The only way to know if we are growing spiritually is to know what spiritual maturity looks like. Paul said that we are to imitate him as he imitated Christ (1 Corinthians 11:1). In other words, Christ is the perfect expression of what it means to grow to maturity in the Lord. We will never be perfect in this life as He was when He walked the earth, but to set our standards any lower is to guarantee that we will not grow as we ought to.
Looking at the example of Christ, we learn that maturity involves perfect obedience to the will of the Father (Luke 22:42). 1 Thessalonians 4:3 says expressly that God’s will for us is our sanctification, namely, that we would become more Christlike in holiness and in perfect character. This life is to be a process of progressive sanctification as we learn to better imitate our Savior. We will see maturity develop as we more consistently and persistently obey. We will come to see the joy of obedience and the suffering that comes from sin. Obedience will become less of a chore, though it will still be a battle given that our flesh wants nothing to do with the truth. If we want to be mature, we must cultivate holiness as we obey God’s commands more and more. As Jesus said, “If you love Me, keep My commandments” (John 14:15). There is no growth without first taking steps of obedience.

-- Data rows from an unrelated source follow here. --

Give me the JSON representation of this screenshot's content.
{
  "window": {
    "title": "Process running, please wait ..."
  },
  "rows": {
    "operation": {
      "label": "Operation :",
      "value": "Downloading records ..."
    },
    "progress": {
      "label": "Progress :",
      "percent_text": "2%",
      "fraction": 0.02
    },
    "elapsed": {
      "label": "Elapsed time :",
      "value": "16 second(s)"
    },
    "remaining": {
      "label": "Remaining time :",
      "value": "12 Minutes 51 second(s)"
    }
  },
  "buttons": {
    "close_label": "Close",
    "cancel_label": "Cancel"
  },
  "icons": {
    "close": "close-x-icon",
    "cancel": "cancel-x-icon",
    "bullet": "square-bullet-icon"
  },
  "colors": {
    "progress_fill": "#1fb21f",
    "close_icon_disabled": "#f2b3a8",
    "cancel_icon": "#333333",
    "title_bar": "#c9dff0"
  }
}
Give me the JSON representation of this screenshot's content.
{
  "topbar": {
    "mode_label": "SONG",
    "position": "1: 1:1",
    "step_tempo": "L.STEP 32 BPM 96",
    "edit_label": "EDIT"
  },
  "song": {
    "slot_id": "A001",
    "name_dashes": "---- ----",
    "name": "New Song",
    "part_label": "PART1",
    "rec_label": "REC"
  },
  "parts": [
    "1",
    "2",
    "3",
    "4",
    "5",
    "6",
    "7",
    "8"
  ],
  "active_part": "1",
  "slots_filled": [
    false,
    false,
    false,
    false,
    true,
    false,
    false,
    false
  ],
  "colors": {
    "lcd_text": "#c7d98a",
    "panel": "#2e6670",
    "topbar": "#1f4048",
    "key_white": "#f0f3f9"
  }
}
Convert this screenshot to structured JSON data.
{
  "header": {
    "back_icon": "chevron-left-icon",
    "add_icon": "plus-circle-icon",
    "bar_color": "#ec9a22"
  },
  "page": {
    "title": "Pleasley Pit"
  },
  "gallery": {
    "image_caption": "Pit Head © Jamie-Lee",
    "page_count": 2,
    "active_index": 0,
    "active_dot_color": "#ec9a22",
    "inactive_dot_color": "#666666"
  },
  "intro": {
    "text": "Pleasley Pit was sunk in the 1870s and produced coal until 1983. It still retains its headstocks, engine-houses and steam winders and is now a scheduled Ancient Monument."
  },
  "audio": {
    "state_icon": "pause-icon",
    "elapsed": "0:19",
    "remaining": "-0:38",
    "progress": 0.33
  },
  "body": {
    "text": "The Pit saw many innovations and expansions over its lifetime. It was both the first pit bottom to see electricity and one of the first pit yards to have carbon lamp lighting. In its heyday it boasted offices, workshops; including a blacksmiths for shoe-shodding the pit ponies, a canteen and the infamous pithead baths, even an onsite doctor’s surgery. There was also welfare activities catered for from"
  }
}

Christian maturity also involves growing in our knowledge of the Lord. Without adequate knowledge, we can easily be led astray into deception and rebellion (Hosea 4:6). This knowledge is not to be equated with simply having a high intellect and lots of worldly wisdom. Ephesians 4:13-14 says that we should be taking in the preaching and teaching of God’s Word “until we all attain to the unity of the faith, and of the knowledge of the Son of God, to a mature man, to the measure of the stature which belongs to the fullness of Christ. As a result, we are no longer to be children, tossed here and there by waves and carried about by every wind of doctrine, by the trickery of men, by craftiness in deceitful scheming.” Lifelong learning in the Scriptures is the call for every believer so that we can grow in unity according to the doctrines of the faith contained in the Scripture. In order to know God and be mature such that we imitate Christ as we ought to, we must grow in knowledge according to right and true doctrine. If we don’t, we will be prone to being led astray by every new and clever lie of the devil that enters the church. If sound doctrine is eliminated or compromised, we can throw any hope of maturity out the window.

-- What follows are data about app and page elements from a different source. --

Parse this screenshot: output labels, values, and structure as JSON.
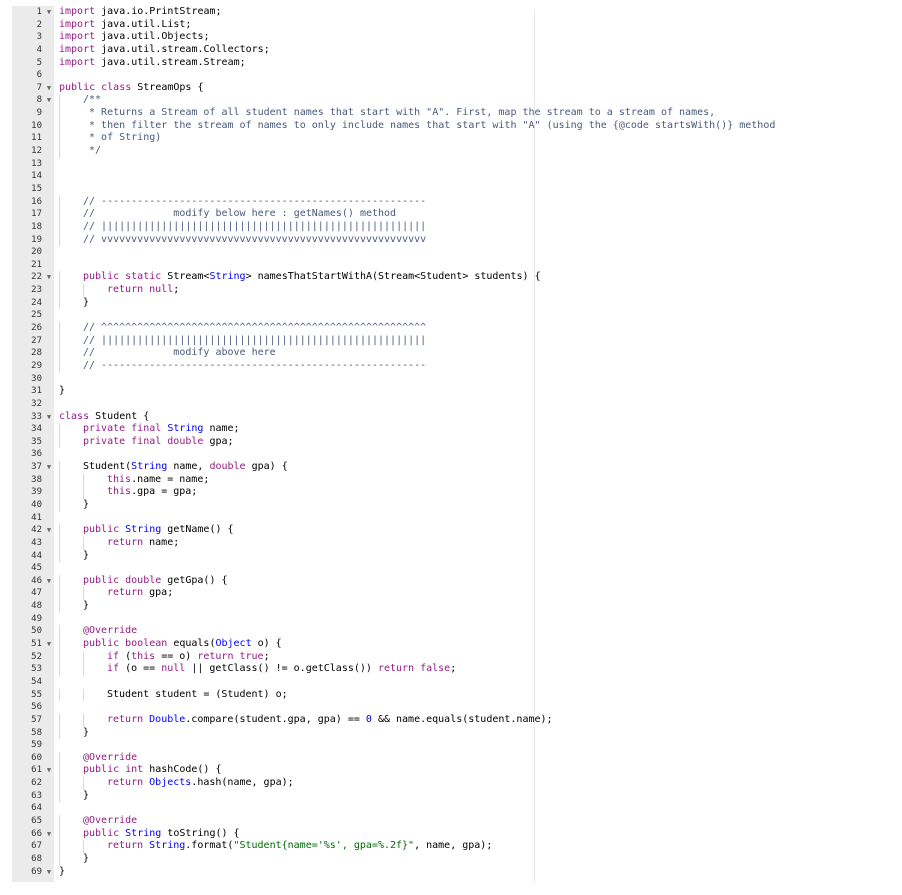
{
  "editor": {
    "lines": [
      {
        "n": "1",
        "fold": true,
        "indent": 0,
        "tokens": [
          [
            "kw",
            "import"
          ],
          [
            "t",
            " java.io.PrintStream;"
          ]
        ]
      },
      {
        "n": "2",
        "fold": false,
        "indent": 0,
        "tokens": [
          [
            "kw",
            "import"
          ],
          [
            "t",
            " java.util.List;"
          ]
        ]
      },
      {
        "n": "3",
        "fold": false,
        "indent": 0,
        "tokens": [
          [
            "kw",
            "import"
          ],
          [
            "t",
            " java.util.Objects;"
          ]
        ]
      },
      {
        "n": "4",
        "fold": false,
        "indent": 0,
        "tokens": [
          [
            "kw",
            "import"
          ],
          [
            "t",
            " java.util.stream.Collectors;"
          ]
        ]
      },
      {
        "n": "5",
        "fold": false,
        "indent": 0,
        "tokens": [
          [
            "kw",
            "import"
          ],
          [
            "t",
            " java.util.stream.Stream;"
          ]
        ]
      },
      {
        "n": "6",
        "fold": false,
        "indent": 0,
        "tokens": []
      },
      {
        "n": "7",
        "fold": true,
        "indent": 0,
        "tokens": [
          [
            "kw",
            "public class"
          ],
          [
            "t",
            " StreamOps {"
          ]
        ]
      },
      {
        "n": "8",
        "fold": true,
        "indent": 1,
        "tokens": [
          [
            "cm",
            "/**"
          ]
        ]
      },
      {
        "n": "9",
        "fold": false,
        "indent": 1,
        "tokens": [
          [
            "cm",
            " * Returns a Stream of all student names that start with \"A\". First, map the stream to a stream of names,"
          ]
        ]
      },
      {
        "n": "10",
        "fold": false,
        "indent": 1,
        "tokens": [
          [
            "cm",
            " * then filter the stream of names to only include names that start with \"A\" (using the {@code startsWith()} method"
          ]
        ]
      },
      {
        "n": "11",
        "fold": false,
        "indent": 1,
        "tokens": [
          [
            "cm",
            " * of String)"
          ]
        ]
      },
      {
        "n": "12",
        "fold": false,
        "indent": 1,
        "tokens": [
          [
            "cm",
            " */"
          ]
        ]
      },
      {
        "n": "13",
        "fold": false,
        "indent": 0,
        "tokens": []
      },
      {
        "n": "14",
        "fold": false,
        "indent": 0,
        "tokens": []
      },
      {
        "n": "15",
        "fold": false,
        "indent": 0,
        "tokens": []
      },
      {
        "n": "16",
        "fold": false,
        "indent": 1,
        "tokens": [
          [
            "cm",
            "// ------------------------------------------------------"
          ]
        ]
      },
      {
        "n": "17",
        "fold": false,
        "indent": 1,
        "tokens": [
          [
            "cm",
            "//             modify below here : getNames() method"
          ]
        ]
      },
      {
        "n": "18",
        "fold": false,
        "indent": 1,
        "tokens": [
          [
            "cm",
            "// ||||||||||||||||||||||||||||||||||||||||||||||||||||||"
          ]
        ]
      },
      {
        "n": "19",
        "fold": false,
        "indent": 1,
        "tokens": [
          [
            "cm",
            "// vvvvvvvvvvvvvvvvvvvvvvvvvvvvvvvvvvvvvvvvvvvvvvvvvvvvvv"
          ]
        ]
      },
      {
        "n": "20",
        "fold": false,
        "indent": 0,
        "tokens": []
      },
      {
        "n": "21",
        "fold": false,
        "indent": 0,
        "tokens": []
      },
      {
        "n": "22",
        "fold": true,
        "indent": 1,
        "tokens": [
          [
            "kw",
            "public static"
          ],
          [
            "t",
            " Stream<"
          ],
          [
            "ty",
            "String"
          ],
          [
            "t",
            "> namesThatStartWithA(Stream<Student> students) {"
          ]
        ]
      },
      {
        "n": "23",
        "fold": false,
        "indent": 2,
        "tokens": [
          [
            "kw",
            "return null"
          ],
          [
            "t",
            ";"
          ]
        ]
      },
      {
        "n": "24",
        "fold": false,
        "indent": 1,
        "tokens": [
          [
            "t",
            "}"
          ]
        ]
      },
      {
        "n": "25",
        "fold": false,
        "indent": 0,
        "tokens": []
      },
      {
        "n": "26",
        "fold": false,
        "indent": 1,
        "tokens": [
          [
            "cm",
            "// ^^^^^^^^^^^^^^^^^^^^^^^^^^^^^^^^^^^^^^^^^^^^^^^^^^^^^^"
          ]
        ]
      },
      {
        "n": "27",
        "fold": false,
        "indent": 1,
        "tokens": [
          [
            "cm",
            "// ||||||||||||||||||||||||||||||||||||||||||||||||||||||"
          ]
        ]
      },
      {
        "n": "28",
        "fold": false,
        "indent": 1,
        "tokens": [
          [
            "cm",
            "//             modify above here"
          ]
        ]
      },
      {
        "n": "29",
        "fold": false,
        "indent": 1,
        "tokens": [
          [
            "cm",
            "// ------------------------------------------------------"
          ]
        ]
      },
      {
        "n": "30",
        "fold": false,
        "indent": 0,
        "tokens": []
      },
      {
        "n": "31",
        "fold": false,
        "indent": 0,
        "tokens": [
          [
            "t",
            "}"
          ]
        ]
      },
      {
        "n": "32",
        "fold": false,
        "indent": 0,
        "tokens": []
      },
      {
        "n": "33",
        "fold": true,
        "indent": 0,
        "tokens": [
          [
            "kw",
            "class"
          ],
          [
            "t",
            " Student {"
          ]
        ]
      },
      {
        "n": "34",
        "fold": false,
        "indent": 1,
        "tokens": [
          [
            "kw",
            "private final"
          ],
          [
            "t",
            " "
          ],
          [
            "ty",
            "String"
          ],
          [
            "t",
            " name;"
          ]
        ]
      },
      {
        "n": "35",
        "fold": false,
        "indent": 1,
        "tokens": [
          [
            "kw",
            "private final double"
          ],
          [
            "t",
            " gpa;"
          ]
        ]
      },
      {
        "n": "36",
        "fold": false,
        "indent": 0,
        "tokens": []
      },
      {
        "n": "37",
        "fold": true,
        "indent": 1,
        "tokens": [
          [
            "t",
            "Student("
          ],
          [
            "ty",
            "String"
          ],
          [
            "t",
            " name, "
          ],
          [
            "kw",
            "double"
          ],
          [
            "t",
            " gpa) {"
          ]
        ]
      },
      {
        "n": "38",
        "fold": false,
        "indent": 2,
        "tokens": [
          [
            "kw",
            "this"
          ],
          [
            "t",
            ".name = name;"
          ]
        ]
      },
      {
        "n": "39",
        "fold": false,
        "indent": 2,
        "tokens": [
          [
            "kw",
            "this"
          ],
          [
            "t",
            ".gpa = gpa;"
          ]
        ]
      },
      {
        "n": "40",
        "fold": false,
        "indent": 1,
        "tokens": [
          [
            "t",
            "}"
          ]
        ]
      },
      {
        "n": "41",
        "fold": false,
        "indent": 0,
        "tokens": []
      },
      {
        "n": "42",
        "fold": true,
        "indent": 1,
        "tokens": [
          [
            "kw",
            "public"
          ],
          [
            "t",
            " "
          ],
          [
            "ty",
            "String"
          ],
          [
            "t",
            " getName() {"
          ]
        ]
      },
      {
        "n": "43",
        "fold": false,
        "indent": 2,
        "tokens": [
          [
            "kw",
            "return"
          ],
          [
            "t",
            " name;"
          ]
        ]
      },
      {
        "n": "44",
        "fold": false,
        "indent": 1,
        "tokens": [
          [
            "t",
            "}"
          ]
        ]
      },
      {
        "n": "45",
        "fold": false,
        "indent": 0,
        "tokens": []
      },
      {
        "n": "46",
        "fold": true,
        "indent": 1,
        "tokens": [
          [
            "kw",
            "public double"
          ],
          [
            "t",
            " getGpa() {"
          ]
        ]
      },
      {
        "n": "47",
        "fold": false,
        "indent": 2,
        "tokens": [
          [
            "kw",
            "return"
          ],
          [
            "t",
            " gpa;"
          ]
        ]
      },
      {
        "n": "48",
        "fold": false,
        "indent": 1,
        "tokens": [
          [
            "t",
            "}"
          ]
        ]
      },
      {
        "n": "49",
        "fold": false,
        "indent": 0,
        "tokens": []
      },
      {
        "n": "50",
        "fold": false,
        "indent": 1,
        "tokens": [
          [
            "ann",
            "@Override"
          ]
        ]
      },
      {
        "n": "51",
        "fold": true,
        "indent": 1,
        "tokens": [
          [
            "kw",
            "public boolean"
          ],
          [
            "t",
            " equals("
          ],
          [
            "ty",
            "Object"
          ],
          [
            "t",
            " o) {"
          ]
        ]
      },
      {
        "n": "52",
        "fold": false,
        "indent": 2,
        "tokens": [
          [
            "kw",
            "if"
          ],
          [
            "t",
            " ("
          ],
          [
            "kw",
            "this"
          ],
          [
            "t",
            " == o) "
          ],
          [
            "kw",
            "return true"
          ],
          [
            "t",
            ";"
          ]
        ]
      },
      {
        "n": "53",
        "fold": false,
        "indent": 2,
        "tokens": [
          [
            "kw",
            "if"
          ],
          [
            "t",
            " (o == "
          ],
          [
            "kw",
            "null"
          ],
          [
            "t",
            " || getClass() != o.getClass()) "
          ],
          [
            "kw",
            "return false"
          ],
          [
            "t",
            ";"
          ]
        ]
      },
      {
        "n": "54",
        "fold": false,
        "indent": 0,
        "tokens": []
      },
      {
        "n": "55",
        "fold": false,
        "indent": 2,
        "tokens": [
          [
            "t",
            "Student student = (Student) o;"
          ]
        ]
      },
      {
        "n": "56",
        "fold": false,
        "indent": 0,
        "tokens": []
      },
      {
        "n": "57",
        "fold": false,
        "indent": 2,
        "tokens": [
          [
            "kw",
            "return"
          ],
          [
            "t",
            " "
          ],
          [
            "ty",
            "Double"
          ],
          [
            "t",
            ".compare(student.gpa, gpa) == "
          ],
          [
            "num",
            "0"
          ],
          [
            "t",
            " && name.equals(student.name);"
          ]
        ]
      },
      {
        "n": "58",
        "fold": false,
        "indent": 1,
        "tokens": [
          [
            "t",
            "}"
          ]
        ]
      },
      {
        "n": "59",
        "fold": false,
        "indent": 0,
        "tokens": []
      },
      {
        "n": "60",
        "fold": false,
        "indent": 1,
        "tokens": [
          [
            "ann",
            "@Override"
          ]
        ]
      },
      {
        "n": "61",
        "fold": true,
        "indent": 1,
        "tokens": [
          [
            "kw",
            "public int"
          ],
          [
            "t",
            " hashCode() {"
          ]
        ]
      },
      {
        "n": "62",
        "fold": false,
        "indent": 2,
        "tokens": [
          [
            "kw",
            "return"
          ],
          [
            "t",
            " "
          ],
          [
            "ty",
            "Objects"
          ],
          [
            "t",
            ".hash(name, gpa);"
          ]
        ]
      },
      {
        "n": "63",
        "fold": false,
        "indent": 1,
        "tokens": [
          [
            "t",
            "}"
          ]
        ]
      },
      {
        "n": "64",
        "fold": false,
        "indent": 0,
        "tokens": []
      },
      {
        "n": "65",
        "fold": false,
        "indent": 1,
        "tokens": [
          [
            "ann",
            "@Override"
          ]
        ]
      },
      {
        "n": "66",
        "fold": true,
        "indent": 1,
        "tokens": [
          [
            "kw",
            "public"
          ],
          [
            "t",
            " "
          ],
          [
            "ty",
            "String"
          ],
          [
            "t",
            " toString() {"
          ]
        ]
      },
      {
        "n": "67",
        "fold": false,
        "indent": 2,
        "tokens": [
          [
            "kw",
            "return"
          ],
          [
            "t",
            " "
          ],
          [
            "ty",
            "String"
          ],
          [
            "t",
            ".format("
          ],
          [
            "str",
            "\"Student{name='%s', gpa=%.2f}\""
          ],
          [
            "t",
            ", name, gpa);"
          ]
        ]
      },
      {
        "n": "68",
        "fold": false,
        "indent": 1,
        "tokens": [
          [
            "t",
            "}"
          ]
        ]
      },
      {
        "n": "69",
        "fold": true,
        "indent": 0,
        "tokens": [
          [
            "t",
            "}"
          ]
        ]
      }
    ]
  }
}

Maturity also requires that we do our part in serving in the family of God. This will look different for each person depending upon the gifts that God gives and the opportunities He presents. Ephesians 4:12 says, “For the equipping of the saints for the work of service, to the building up of the body of Christ.” As we grow in knowledge and holiness, we can effectively minister to others. There is plenty of work to do in sharing the gospel, and there are many who are hurting and in need of some practical help, care, prayer, etc. The willingness and commitment to serve from a pure heart is essential to those who wish to continue to grow to maturity in Christ.
Maturity also involves developing a real and vibrant prayer life. Prayer ought to be something that we cannot help but do because we so firmly believe in its power. It should be something that we enjoy doing because we know God hears what we have asked of Him and that He will grant us our requests if we pray in line with His will. There is no more powerful place to be when it comes to advancing the kingdom than calling out to God in prayer. The mature Christian recognizes the privilege and the potency of prayer, and he or she looks forward to calling out to God with needs and concerns.
Finally, we cannot grow if we are not humble. We must recognize that it is ultimately God Who enables our spiritual growth (Philippians 2:13), not anything in and of ourselves. It is Christ in us Who empowers us for service and Who enables us to produce true and lasting spiritual fruit (John 15:4-5). If we want to be mature and yet still struggle with pride and self-sufficiency, God will have to teach us what it means to be strong in and through weakness. Power is perfected not in natural strength and ability but in weakness (2 Corinthians 12:9-10). We must never forget this lesson when we are tempted to do God’s work with human means and with man’s methods.
The key to spiritual growth is not a secret, but it is given to us throughout God’s Word. As we are in God’s Word and as we spend time in prayer, we can grow and better come to know and love our Savior. Christian maturity is not rocket science, but it is being humble enough to believe God’s Word and to do what He says. As we humbly believe, learn, and obey, by the power of the Holy Spirit in our hearts, we will grow.